Banerjee said the depletion of the ozone hole was due to the Montreal Agreement, which was agreed in 1987. The agreement, which was to reduce the use of CFCs, was considered to have succeeded in reversing the damage that humans had done to the planet Earth.

"If we stick to this protocol then the ozone hole is projected to recover. In some areas, we think it may be in the coming decades and in others well into the end of the century," he said. He predicted a return to 1980s ozone conditions. can only happen around 2030 in the northern hemisphere. As for the southern hemisphere in 2050, and the ozone layer in Antarctica can only recover in the late 2060s.

Launching New Scientist, the ozone hole makes air currents called latitude jet streams in the southern hemisphere gradually shift to the South Pole before 2000.

However, based on their study, this jet stream stopped in 2000 and even reversed direction. This cessation of movement begins when the ozone hole improves.

Martyn Chipperfield of the University of Leeds who was not involved in the study said he had seen signs that the ozone layer was recovering and said the study was the next step to look at the effects of ozone recovery on climate change. other than that, several countries in Europe have adopted a lockdown policy to contain the spread of the coronavirus. This policy is believed to be able to prevent the spread of the coronavirus.

Due to the lockdown, people's mobility is very limited. This also affects the air condition which is getting fresher.

Reporting to Al Jazeera, this lockdown policy can improve air quality for the better and is equivalent to preventing deaths from air pollution by up to 11,300.

According to researchers at the Helsinki-based Center for Energy and Clean Air Research (CREA), air pollution in Europe has also fallen dramatically as hundreds of millions of people have stayed at home over the past month. for a month," said Lauri Myllyvirta, chief analyst at the Center for Clean Energy and Air Research (CREA).

"Our analysis highlights the tremendous benefits to public health and quality of life that can be achieved by reducing fossil fuels in a fast and sustainable way," he explained.

The benefits of lockdowns in Germany, Britain, and Italy are equivalent to preventing premature deaths of more than 1,500 in each country. The average European citizen was exposed to nitrogen dioxide levels 37 percent below what would normally be expected in the 30 days ending April 24, it said.
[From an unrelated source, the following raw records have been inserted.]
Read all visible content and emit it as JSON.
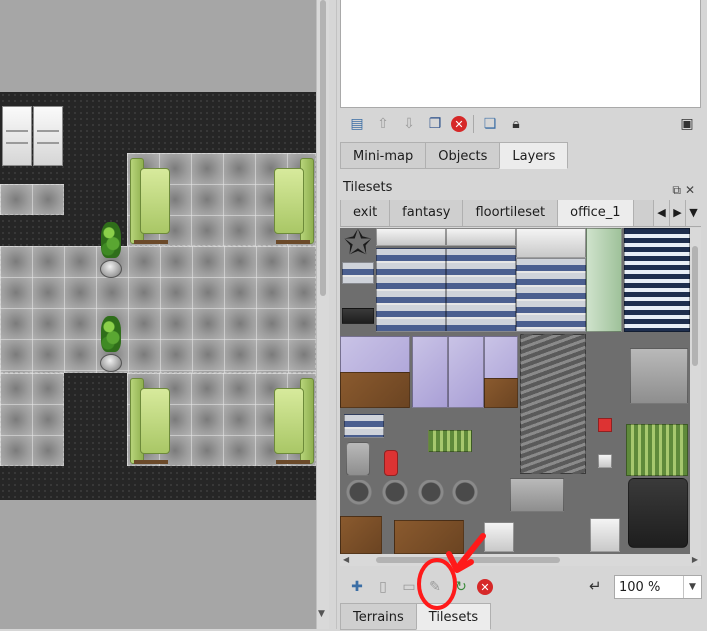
{
  "layers_panel": {
    "toolbar_icons": [
      "new-layer-icon",
      "raise-layer-icon",
      "lower-layer-icon",
      "duplicate-layer-icon",
      "remove-layer-icon",
      "layer-group-icon",
      "lock-layer-icon",
      "highlight-layer-icon"
    ],
    "tabs": [
      {
        "label": "Mini-map",
        "active": false
      },
      {
        "label": "Objects",
        "active": false
      },
      {
        "label": "Layers",
        "active": true
      }
    ]
  },
  "tilesets_panel": {
    "title": "Tilesets",
    "tabs": [
      {
        "label": "exit",
        "active": false
      },
      {
        "label": "fantasy",
        "active": false
      },
      {
        "label": "floortileset",
        "active": false
      },
      {
        "label": "office_1",
        "active": true
      }
    ],
    "toolbar_icons": [
      "new-tileset-icon",
      "embed-tileset-icon",
      "export-tileset-icon",
      "edit-tileset-icon",
      "replace-tileset-icon",
      "remove-tileset-icon"
    ],
    "zoom": "100 %",
    "bottom_tabs": [
      {
        "label": "Terrains",
        "active": false
      },
      {
        "label": "Tilesets",
        "active": true
      }
    ]
  },
  "colors": {
    "panel_bg": "#d6d6d6",
    "annotation": "#ff1a1a",
    "map_dark_floor": "#262626"
  }
}
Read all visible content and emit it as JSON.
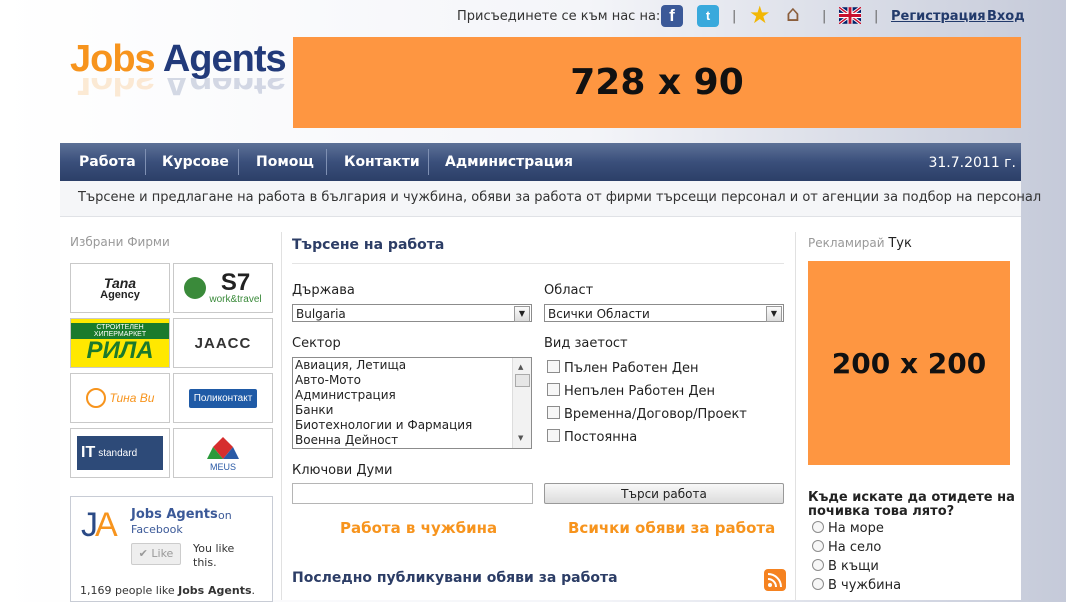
{
  "header": {
    "join_text": "Присъединете се към нас на:",
    "register": "Регистрация",
    "login": "Вход"
  },
  "logo": {
    "part1": "Jobs",
    "part2": "Agents"
  },
  "banners": {
    "top": "728 x 90",
    "side": "200 x 200"
  },
  "nav": {
    "items": [
      "Работа",
      "Курсове",
      "Помощ",
      "Контакти",
      "Администрация"
    ],
    "date": "31.7.2011 г."
  },
  "tagline": "Търсене и предлагане на работа в българия и чужбина, обяви за работа от фирми търсещи персонал и от агенции за подбор на персонал",
  "left": {
    "title": "Избрани Фирми",
    "companies": [
      {
        "name": "Tana Agency",
        "l1": "Tana",
        "l2": "Agency"
      },
      {
        "name": "S7 work&travel",
        "l1": "S7",
        "l2": "work&travel"
      },
      {
        "name": "Строителен хипермаркет РИЛА",
        "l1": "СТРОИТЕЛЕН ХИПЕРМАРКЕТ",
        "l2": "РИЛА"
      },
      {
        "name": "JAACC",
        "l1": "JAACC"
      },
      {
        "name": "Тина Ви",
        "l1": "Тина Ви"
      },
      {
        "name": "Поликонтакт",
        "l1": "Поликонтакт"
      },
      {
        "name": "IT standard",
        "l1": "IT",
        "l2": "standard"
      },
      {
        "name": "MEUS",
        "l1": "MEUS"
      }
    ],
    "facebook": {
      "name": "Jobs Agents",
      "on": "on",
      "site": "Facebook",
      "like": "Like",
      "you_like": "You like this.",
      "count_prefix": "1,169 people like ",
      "count_name": "Jobs Agents",
      "count_suffix": "."
    }
  },
  "search": {
    "title": "Търсене на работа",
    "country_label": "Държава",
    "country_value": "Bulgaria",
    "region_label": "Област",
    "region_value": "Всички Области",
    "sector_label": "Сектор",
    "sectors": [
      "Авиация, Летища",
      "Авто-Мото",
      "Администрация",
      "Банки",
      "Биотехнологии и Фармация",
      "Военна Дейност"
    ],
    "employment_label": "Вид заетост",
    "employment_types": [
      "Пълен Работен Ден",
      "Непълен Работен Ден",
      "Временна/Договор/Проект",
      "Постоянна"
    ],
    "keywords_label": "Ключови Думи",
    "keywords_value": "",
    "search_button": "Търси работа",
    "link_abroad": "Работа в чужбина",
    "link_all": "Всички обяви за работа",
    "latest_title": "Последно публикувани обяви за работа"
  },
  "right": {
    "advertise_prefix": "Рекламирай",
    "advertise_here": "Тук",
    "poll_question": "Къде искате да отидете на почивка това лято?",
    "poll_options": [
      "На море",
      "На село",
      "В къщи",
      "В чужбина"
    ]
  },
  "colors": {
    "brand_orange": "#f7941d",
    "brand_navy": "#223a7a",
    "ad_orange": "#fe9641",
    "nav_blue": "#3a4f7b"
  },
  "icons": [
    "facebook-icon",
    "twitter-icon",
    "star-icon",
    "home-icon",
    "uk-flag-icon",
    "rss-icon"
  ]
}
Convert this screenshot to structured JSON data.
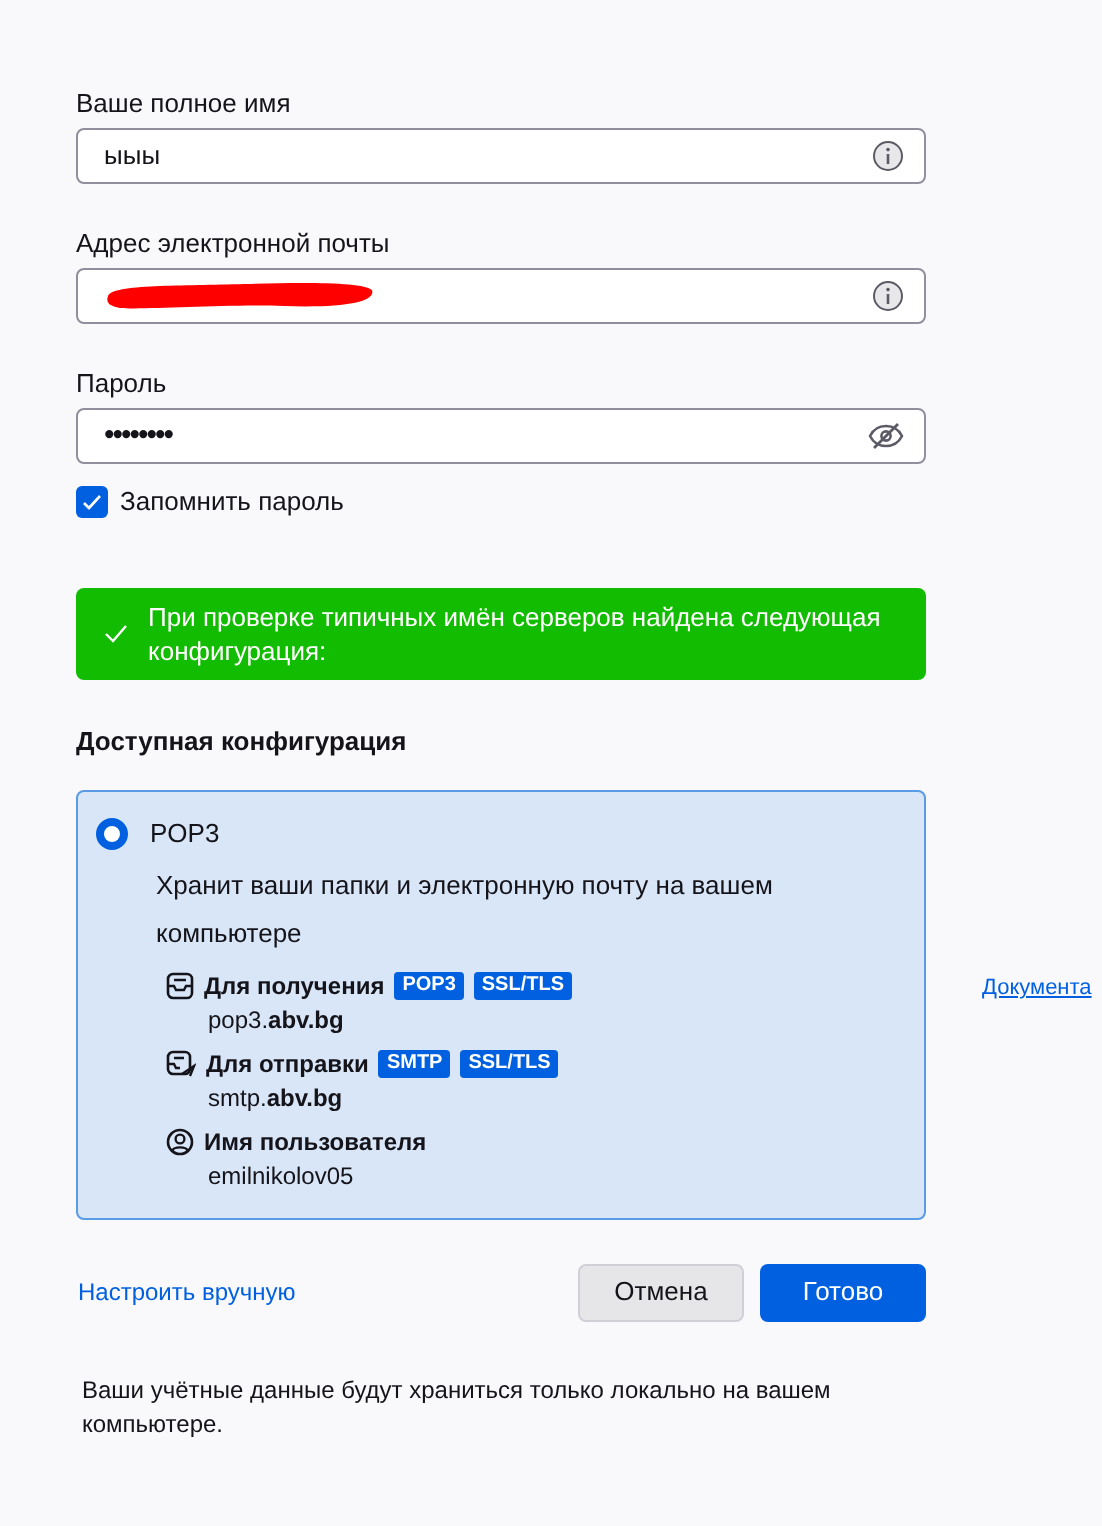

CREA.

Exposure to particulate matter, which is generated by transportation, industry, and coal-fired heating, is 12 percent below normal levels, according to the study covering 21 European countries.

According to CREA, if these pollution reduction conditions were sustained at the current scale, it could prevent 1.3 million fewer days of absence from work and less than 6,000 cases of asthma in children. For example in Jakarta, the figure fell 15 percent with the average value in 2020 of 26.87 mg/m3. This figure is still high because Indonesia applies the PM 2.5 quality standard of 15 mg/m3, while according to WHO guidelines, the PM 2.5 quality standard should be 10 mg/m3.

Then in Jambi, the figure fell slightly by 3 percent with an average in 2020 of 14.01 mg/m3. Then in Padang, it fell 18 percent with an annual average value of 10.2 mg/m3.

In Aceh, it fell 14 percent with an annual average of 10.88 mg/m3. In Batam, it fell 16 percent with an annual average value of 14.17 mg/m3. "Then in Makassar, it fell 15 percent with an average value in 2020 of 9.22 mg/m3," explained Karliansyah.

To improve air quality, Karliansyah encourages people to use alternative walking for short distances, bicycles as a medium distance mode, and public transportation for long distances.

"Of course, public transportation must use environmentally friendly fuels and complete combustion so that it does not produce emissions," he explained.


Subscribe to receive free email updates:

0 Response to "The wisdom behind the Covid-19 disaster"

Post a Comment